flung all the windows to the very top. Now, noses protected by handkerchiefs,
we tremblingly invaded the accursed south room which blazed with the warm
sun of early afternoon.
of dark, slimy trail led from the open bathroom door to the hall door,
and thence to the desk, where a terrible little pool had accumulated. Something
was scrawled there in pencil in an awful, blind hand on a piece of paper
hideously smeared as though by the very claws that traced the hurried last
words. Then the trail led to the couch and ended unutterably.
was, or had been, on the couch I cannot and dare not say here. But this
is what I shiveringly puzzled out on the stickily smeared paper before
I drew a match
and burned it to a crisp; what
I puzzled out in terror as the landlady and two mechanics rushed frantically
from that hellish place to babble their incoherent stories at the nearest
police station. The nauseous words seemed well-nigh incredible in that
yellow sunlight, with the clatter of cars and motor trucks ascending clamorously

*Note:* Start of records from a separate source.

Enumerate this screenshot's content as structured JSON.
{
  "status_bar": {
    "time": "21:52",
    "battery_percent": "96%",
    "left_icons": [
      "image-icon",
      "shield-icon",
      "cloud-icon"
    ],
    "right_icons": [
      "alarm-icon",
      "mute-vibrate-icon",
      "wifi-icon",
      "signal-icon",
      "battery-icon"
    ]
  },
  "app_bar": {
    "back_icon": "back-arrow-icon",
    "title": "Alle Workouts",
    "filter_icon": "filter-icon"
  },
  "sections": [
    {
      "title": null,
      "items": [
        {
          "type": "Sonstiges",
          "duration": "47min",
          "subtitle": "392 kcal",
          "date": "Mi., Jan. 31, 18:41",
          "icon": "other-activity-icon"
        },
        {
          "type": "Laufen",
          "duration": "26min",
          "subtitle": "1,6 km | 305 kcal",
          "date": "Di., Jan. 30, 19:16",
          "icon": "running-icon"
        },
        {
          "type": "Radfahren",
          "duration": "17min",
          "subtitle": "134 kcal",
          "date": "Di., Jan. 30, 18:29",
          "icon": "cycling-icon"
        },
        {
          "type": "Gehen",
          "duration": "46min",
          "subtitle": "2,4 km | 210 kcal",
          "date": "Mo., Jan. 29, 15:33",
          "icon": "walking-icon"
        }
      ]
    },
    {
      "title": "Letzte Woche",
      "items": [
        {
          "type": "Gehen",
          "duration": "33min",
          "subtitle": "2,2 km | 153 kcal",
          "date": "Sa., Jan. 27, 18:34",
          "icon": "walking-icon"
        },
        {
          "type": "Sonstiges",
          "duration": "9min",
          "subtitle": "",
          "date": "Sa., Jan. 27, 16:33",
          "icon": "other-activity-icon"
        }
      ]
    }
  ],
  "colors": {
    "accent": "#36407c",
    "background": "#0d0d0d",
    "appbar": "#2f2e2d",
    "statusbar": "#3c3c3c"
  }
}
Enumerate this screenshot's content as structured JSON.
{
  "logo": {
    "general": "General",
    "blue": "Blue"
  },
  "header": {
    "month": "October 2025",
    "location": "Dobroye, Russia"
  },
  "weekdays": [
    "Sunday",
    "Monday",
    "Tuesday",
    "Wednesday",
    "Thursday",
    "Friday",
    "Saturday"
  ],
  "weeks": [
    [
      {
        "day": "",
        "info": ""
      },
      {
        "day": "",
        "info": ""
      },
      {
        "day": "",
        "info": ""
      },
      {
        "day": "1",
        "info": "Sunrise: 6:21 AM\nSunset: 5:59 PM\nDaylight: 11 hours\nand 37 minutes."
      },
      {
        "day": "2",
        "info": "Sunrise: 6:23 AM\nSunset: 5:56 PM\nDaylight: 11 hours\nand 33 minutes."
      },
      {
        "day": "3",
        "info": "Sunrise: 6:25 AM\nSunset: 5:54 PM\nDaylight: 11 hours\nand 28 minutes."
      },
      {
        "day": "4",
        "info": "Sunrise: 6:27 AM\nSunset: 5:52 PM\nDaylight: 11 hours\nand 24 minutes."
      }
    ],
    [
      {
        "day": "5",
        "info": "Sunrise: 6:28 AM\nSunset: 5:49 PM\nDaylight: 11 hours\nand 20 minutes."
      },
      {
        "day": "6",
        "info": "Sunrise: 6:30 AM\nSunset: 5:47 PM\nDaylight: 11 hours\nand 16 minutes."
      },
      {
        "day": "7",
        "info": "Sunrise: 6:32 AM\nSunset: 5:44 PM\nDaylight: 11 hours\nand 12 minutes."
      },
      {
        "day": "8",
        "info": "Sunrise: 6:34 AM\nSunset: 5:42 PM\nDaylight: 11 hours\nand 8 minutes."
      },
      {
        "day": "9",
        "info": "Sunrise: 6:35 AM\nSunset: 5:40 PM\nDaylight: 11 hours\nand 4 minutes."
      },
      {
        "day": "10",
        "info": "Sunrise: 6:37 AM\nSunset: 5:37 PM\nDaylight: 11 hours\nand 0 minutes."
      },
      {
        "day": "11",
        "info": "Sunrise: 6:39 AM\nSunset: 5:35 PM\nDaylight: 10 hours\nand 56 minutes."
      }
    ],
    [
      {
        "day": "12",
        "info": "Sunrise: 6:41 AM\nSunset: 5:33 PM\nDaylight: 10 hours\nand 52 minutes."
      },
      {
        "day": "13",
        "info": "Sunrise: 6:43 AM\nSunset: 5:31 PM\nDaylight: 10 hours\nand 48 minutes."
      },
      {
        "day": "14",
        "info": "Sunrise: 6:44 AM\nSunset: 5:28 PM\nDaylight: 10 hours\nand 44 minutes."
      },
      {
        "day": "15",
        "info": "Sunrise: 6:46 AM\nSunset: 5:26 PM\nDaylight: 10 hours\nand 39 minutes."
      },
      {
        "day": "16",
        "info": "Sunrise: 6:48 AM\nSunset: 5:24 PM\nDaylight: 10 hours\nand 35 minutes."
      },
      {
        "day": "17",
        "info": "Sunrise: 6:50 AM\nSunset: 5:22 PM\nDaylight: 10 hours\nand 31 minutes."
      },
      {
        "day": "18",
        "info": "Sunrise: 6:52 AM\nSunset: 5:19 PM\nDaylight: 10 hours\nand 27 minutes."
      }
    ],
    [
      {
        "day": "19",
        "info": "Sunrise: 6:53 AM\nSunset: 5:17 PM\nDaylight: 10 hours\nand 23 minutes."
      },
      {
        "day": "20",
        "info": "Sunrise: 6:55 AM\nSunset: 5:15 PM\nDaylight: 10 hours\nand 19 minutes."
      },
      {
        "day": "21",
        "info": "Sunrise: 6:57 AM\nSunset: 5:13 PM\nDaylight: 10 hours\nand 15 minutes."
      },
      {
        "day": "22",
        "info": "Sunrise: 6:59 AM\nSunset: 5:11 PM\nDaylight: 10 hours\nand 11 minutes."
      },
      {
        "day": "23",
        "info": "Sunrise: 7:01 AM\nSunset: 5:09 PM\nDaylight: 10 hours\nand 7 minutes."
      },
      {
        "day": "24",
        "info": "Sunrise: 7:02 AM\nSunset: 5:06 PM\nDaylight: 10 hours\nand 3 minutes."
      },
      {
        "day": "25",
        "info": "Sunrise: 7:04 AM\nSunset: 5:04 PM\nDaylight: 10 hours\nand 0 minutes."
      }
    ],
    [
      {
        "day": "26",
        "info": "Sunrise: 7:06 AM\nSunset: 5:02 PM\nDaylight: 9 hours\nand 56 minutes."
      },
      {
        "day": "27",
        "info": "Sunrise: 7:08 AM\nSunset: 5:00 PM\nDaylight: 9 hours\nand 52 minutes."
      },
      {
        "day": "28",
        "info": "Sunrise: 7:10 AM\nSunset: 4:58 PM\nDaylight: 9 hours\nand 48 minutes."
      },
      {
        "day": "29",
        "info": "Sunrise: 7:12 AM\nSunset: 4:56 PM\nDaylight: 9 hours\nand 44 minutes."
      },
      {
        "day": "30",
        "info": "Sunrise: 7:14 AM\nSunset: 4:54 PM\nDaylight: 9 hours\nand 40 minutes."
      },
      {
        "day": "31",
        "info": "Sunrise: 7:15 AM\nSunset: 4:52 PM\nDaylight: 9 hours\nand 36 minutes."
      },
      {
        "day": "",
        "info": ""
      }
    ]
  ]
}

from crowded Fourteenth Street, yet I confess that I believed them then.
Whether I believe them now I honestly do not know. There are things about
which it is better not to speculate, and all that I can say is that I hate
the smell of ammonia, and grow faint at a draught of unusually cool air.
end," ran that noisome scrawl, "is here. No more ice--the man looked and
ran away. Warmer every minute, and the tissues can't last. I fancy you
know--what I said about the will and the nerves and the preserved body
after the organs ceased to work. It was good theory, but couldn't keep
up indefinitely. There was a
gradual deterioration I had
not foreseen. Dr. Torres knew, but the shock killed him. He couldn't stand
what he had to do--he had to get me in a strange, dark place when he minded
my letter and nursed me back. And the organs never would work again. It
had to be done my way--preservation--for you see I died that time
eighteen years ago."